Every entry must come back exactly as it was given.

★ ★ ★

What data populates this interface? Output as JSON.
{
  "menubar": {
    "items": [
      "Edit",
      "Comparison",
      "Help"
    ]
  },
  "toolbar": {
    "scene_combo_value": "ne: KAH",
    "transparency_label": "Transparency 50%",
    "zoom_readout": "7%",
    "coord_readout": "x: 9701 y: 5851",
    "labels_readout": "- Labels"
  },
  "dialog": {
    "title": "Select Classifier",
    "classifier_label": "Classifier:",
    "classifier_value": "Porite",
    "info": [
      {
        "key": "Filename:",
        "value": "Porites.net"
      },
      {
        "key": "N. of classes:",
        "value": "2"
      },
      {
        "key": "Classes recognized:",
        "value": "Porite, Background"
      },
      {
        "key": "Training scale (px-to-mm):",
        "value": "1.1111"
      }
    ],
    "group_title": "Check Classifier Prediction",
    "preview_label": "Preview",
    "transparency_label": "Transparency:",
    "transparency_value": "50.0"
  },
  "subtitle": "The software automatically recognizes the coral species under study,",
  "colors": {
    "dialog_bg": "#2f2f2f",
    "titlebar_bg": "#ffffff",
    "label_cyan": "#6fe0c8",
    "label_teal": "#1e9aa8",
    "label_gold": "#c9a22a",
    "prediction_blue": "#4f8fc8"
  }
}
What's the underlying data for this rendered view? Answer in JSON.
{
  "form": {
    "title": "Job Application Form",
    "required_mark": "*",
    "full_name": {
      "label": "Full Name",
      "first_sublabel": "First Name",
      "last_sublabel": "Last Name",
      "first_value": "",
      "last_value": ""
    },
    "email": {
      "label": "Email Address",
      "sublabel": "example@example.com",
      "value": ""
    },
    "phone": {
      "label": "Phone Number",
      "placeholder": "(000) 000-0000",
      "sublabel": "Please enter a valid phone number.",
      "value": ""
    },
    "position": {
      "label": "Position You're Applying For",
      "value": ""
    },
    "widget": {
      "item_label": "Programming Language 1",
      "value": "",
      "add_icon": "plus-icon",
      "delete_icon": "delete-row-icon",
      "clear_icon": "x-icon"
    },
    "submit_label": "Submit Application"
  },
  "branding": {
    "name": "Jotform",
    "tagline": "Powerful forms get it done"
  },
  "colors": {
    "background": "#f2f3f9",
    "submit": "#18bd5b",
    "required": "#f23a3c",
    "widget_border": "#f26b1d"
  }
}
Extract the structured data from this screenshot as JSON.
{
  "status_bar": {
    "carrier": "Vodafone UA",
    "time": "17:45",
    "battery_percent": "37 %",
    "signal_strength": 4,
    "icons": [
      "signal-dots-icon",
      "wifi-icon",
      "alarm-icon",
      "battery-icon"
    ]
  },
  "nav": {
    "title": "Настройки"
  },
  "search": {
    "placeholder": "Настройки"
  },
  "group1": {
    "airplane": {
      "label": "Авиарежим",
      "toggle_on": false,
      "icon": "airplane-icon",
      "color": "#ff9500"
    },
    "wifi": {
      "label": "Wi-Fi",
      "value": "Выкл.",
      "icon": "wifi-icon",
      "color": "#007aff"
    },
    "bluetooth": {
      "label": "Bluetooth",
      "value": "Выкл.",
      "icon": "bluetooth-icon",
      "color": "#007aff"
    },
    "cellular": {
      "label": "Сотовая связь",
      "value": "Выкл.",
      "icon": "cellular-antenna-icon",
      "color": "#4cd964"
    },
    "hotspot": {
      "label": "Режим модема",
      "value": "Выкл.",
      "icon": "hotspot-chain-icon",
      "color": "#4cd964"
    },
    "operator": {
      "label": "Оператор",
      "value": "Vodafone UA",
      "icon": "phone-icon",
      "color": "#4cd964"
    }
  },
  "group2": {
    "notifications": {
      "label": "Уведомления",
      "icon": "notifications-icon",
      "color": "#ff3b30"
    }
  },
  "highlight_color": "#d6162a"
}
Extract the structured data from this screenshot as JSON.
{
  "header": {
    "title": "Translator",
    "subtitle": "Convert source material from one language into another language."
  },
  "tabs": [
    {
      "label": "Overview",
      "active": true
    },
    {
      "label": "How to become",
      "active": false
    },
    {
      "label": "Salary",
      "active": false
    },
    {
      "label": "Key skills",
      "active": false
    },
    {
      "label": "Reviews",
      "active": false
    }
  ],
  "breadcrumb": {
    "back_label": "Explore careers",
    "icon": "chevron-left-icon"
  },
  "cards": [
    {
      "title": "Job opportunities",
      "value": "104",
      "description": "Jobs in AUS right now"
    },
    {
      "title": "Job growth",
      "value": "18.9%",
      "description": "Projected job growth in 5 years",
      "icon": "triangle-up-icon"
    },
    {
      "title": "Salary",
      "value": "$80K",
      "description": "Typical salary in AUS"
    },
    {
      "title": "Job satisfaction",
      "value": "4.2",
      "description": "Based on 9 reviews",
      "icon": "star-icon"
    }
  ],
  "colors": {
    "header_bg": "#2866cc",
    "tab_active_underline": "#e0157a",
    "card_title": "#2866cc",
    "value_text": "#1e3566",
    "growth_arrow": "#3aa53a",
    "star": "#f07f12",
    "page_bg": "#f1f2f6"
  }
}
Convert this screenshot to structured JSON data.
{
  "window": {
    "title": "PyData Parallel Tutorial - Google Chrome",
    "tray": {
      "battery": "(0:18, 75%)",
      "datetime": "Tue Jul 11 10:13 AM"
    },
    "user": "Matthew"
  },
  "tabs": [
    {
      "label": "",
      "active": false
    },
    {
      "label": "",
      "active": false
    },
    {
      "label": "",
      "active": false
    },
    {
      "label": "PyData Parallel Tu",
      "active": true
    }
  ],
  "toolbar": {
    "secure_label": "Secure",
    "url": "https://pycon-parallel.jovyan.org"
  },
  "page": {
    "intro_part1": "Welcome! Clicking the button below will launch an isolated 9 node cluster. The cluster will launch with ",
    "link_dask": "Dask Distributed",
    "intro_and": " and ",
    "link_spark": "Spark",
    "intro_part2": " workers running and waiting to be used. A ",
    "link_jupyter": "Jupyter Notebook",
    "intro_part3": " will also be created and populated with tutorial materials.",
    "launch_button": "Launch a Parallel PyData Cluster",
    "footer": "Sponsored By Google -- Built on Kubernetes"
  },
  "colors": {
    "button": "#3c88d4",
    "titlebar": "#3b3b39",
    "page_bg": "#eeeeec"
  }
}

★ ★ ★

TASK OUTPUT:
What data populates this interface? Output as JSON.
{
  "menubar": {
    "items": [
      "Edit",
      "Comparison",
      "Help"
    ]
  },
  "toolbar": {
    "scene_combo_value": "ne: KAH",
    "transparency_label": "Transparency 50%",
    "zoom_readout": "7%",
    "coord_readout": "x: 9701 y: 5851",
    "labels_readout": "- Labels"
  },
  "dialog": {
    "title": "Select Classifier",
    "classifier_label": "Classifier:",
    "classifier_value": "Porite",
    "info": [
      {
        "key": "Filename:",
        "value": "Porites.net"
      },
      {
        "key": "N. of classes:",
        "value": "2"
      },
      {
        "key": "Classes recognized:",
        "value": "Porite, Background"
      },
      {
        "key": "Training scale (px-to-mm):",
        "value": "1.1111"
      }
    ],
    "group_title": "Check Classifier Prediction",
    "preview_label": "Preview",
    "transparency_label": "Transparency:",
    "transparency_value": "50.0"
  },
  "subtitle": "The software automatically recognizes the coral species under study,",
  "colors": {
    "dialog_bg": "#2f2f2f",
    "titlebar_bg": "#ffffff",
    "label_cyan": "#6fe0c8",
    "label_teal": "#1e9aa8",
    "label_gold": "#c9a22a",
    "prediction_blue": "#4f8fc8"
  }
}
What's the underlying data for this rendered view? Answer in JSON.
{
  "form": {
    "title": "Job Application Form",
    "required_mark": "*",
    "full_name": {
      "label": "Full Name",
      "first_sublabel": "First Name",
      "last_sublabel": "Last Name",
      "first_value": "",
      "last_value": ""
    },
    "email": {
      "label": "Email Address",
      "sublabel": "example@example.com",
      "value": ""
    },
    "phone": {
      "label": "Phone Number",
      "placeholder": "(000) 000-0000",
      "sublabel": "Please enter a valid phone number.",
      "value": ""
    },
    "position": {
      "label": "Position You're Applying For",
      "value": ""
    },
    "widget": {
      "item_label": "Programming Language 1",
      "value": "",
      "add_icon": "plus-icon",
      "delete_icon": "delete-row-icon",
      "clear_icon": "x-icon"
    },
    "submit_label": "Submit Application"
  },
  "branding": {
    "name": "Jotform",
    "tagline": "Powerful forms get it done"
  },
  "colors": {
    "background": "#f2f3f9",
    "submit": "#18bd5b",
    "required": "#f23a3c",
    "widget_border": "#f26b1d"
  }
}
Extract the structured data from this screenshot as JSON.
{
  "status_bar": {
    "carrier": "Vodafone UA",
    "time": "17:45",
    "battery_percent": "37 %",
    "signal_strength": 4,
    "icons": [
      "signal-dots-icon",
      "wifi-icon",
      "alarm-icon",
      "battery-icon"
    ]
  },
  "nav": {
    "title": "Настройки"
  },
  "search": {
    "placeholder": "Настройки"
  },
  "group1": {
    "airplane": {
      "label": "Авиарежим",
      "toggle_on": false,
      "icon": "airplane-icon",
      "color": "#ff9500"
    },
    "wifi": {
      "label": "Wi-Fi",
      "value": "Выкл.",
      "icon": "wifi-icon",
      "color": "#007aff"
    },
    "bluetooth": {
      "label": "Bluetooth",
      "value": "Выкл.",
      "icon": "bluetooth-icon",
      "color": "#007aff"
    },
    "cellular": {
      "label": "Сотовая связь",
      "value": "Выкл.",
      "icon": "cellular-antenna-icon",
      "color": "#4cd964"
    },
    "hotspot": {
      "label": "Режим модема",
      "value": "Выкл.",
      "icon": "hotspot-chain-icon",
      "color": "#4cd964"
    },
    "operator": {
      "label": "Оператор",
      "value": "Vodafone UA",
      "icon": "phone-icon",
      "color": "#4cd964"
    }
  },
  "group2": {
    "notifications": {
      "label": "Уведомления",
      "icon": "notifications-icon",
      "color": "#ff3b30"
    }
  },
  "highlight_color": "#d6162a"
}
Extract the structured data from this screenshot as JSON.
{
  "header": {
    "title": "Translator",
    "subtitle": "Convert source material from one language into another language."
  },
  "tabs": [
    {
      "label": "Overview",
      "active": true
    },
    {
      "label": "How to become",
      "active": false
    },
    {
      "label": "Salary",
      "active": false
    },
    {
      "label": "Key skills",
      "active": false
    },
    {
      "label": "Reviews",
      "active": false
    }
  ],
  "breadcrumb": {
    "back_label": "Explore careers",
    "icon": "chevron-left-icon"
  },
  "cards": [
    {
      "title": "Job opportunities",
      "value": "104",
      "description": "Jobs in AUS right now"
    },
    {
      "title": "Job growth",
      "value": "18.9%",
      "description": "Projected job growth in 5 years",
      "icon": "triangle-up-icon"
    },
    {
      "title": "Salary",
      "value": "$80K",
      "description": "Typical salary in AUS"
    },
    {
      "title": "Job satisfaction",
      "value": "4.2",
      "description": "Based on 9 reviews",
      "icon": "star-icon"
    }
  ],
  "colors": {
    "header_bg": "#2866cc",
    "tab_active_underline": "#e0157a",
    "card_title": "#2866cc",
    "value_text": "#1e3566",
    "growth_arrow": "#3aa53a",
    "star": "#f07f12",
    "page_bg": "#f1f2f6"
  }
}
Convert this screenshot to structured JSON data.
{
  "window": {
    "title": "PyData Parallel Tutorial - Google Chrome",
    "tray": {
      "battery": "(0:18, 75%)",
      "datetime": "Tue Jul 11 10:13 AM"
    },
    "user": "Matthew"
  },
  "tabs": [
    {
      "label": "",
      "active": false
    },
    {
      "label": "",
      "active": false
    },
    {
      "label": "",
      "active": false
    },
    {
      "label": "PyData Parallel Tu",
      "active": true
    }
  ],
  "toolbar": {
    "secure_label": "Secure",
    "url": "https://pycon-parallel.jovyan.org"
  },
  "page": {
    "intro_part1": "Welcome! Clicking the button below will launch an isolated 9 node cluster. The cluster will launch with ",
    "link_dask": "Dask Distributed",
    "intro_and": " and ",
    "link_spark": "Spark",
    "intro_part2": " workers running and waiting to be used. A ",
    "link_jupyter": "Jupyter Notebook",
    "intro_part3": " will also be created and populated with tutorial materials.",
    "launch_button": "Launch a Parallel PyData Cluster",
    "footer": "Sponsored By Google -- Built on Kubernetes"
  },
  "colors": {
    "button": "#3c88d4",
    "titlebar": "#3b3b39",
    "page_bg": "#eeeeec"
  }
}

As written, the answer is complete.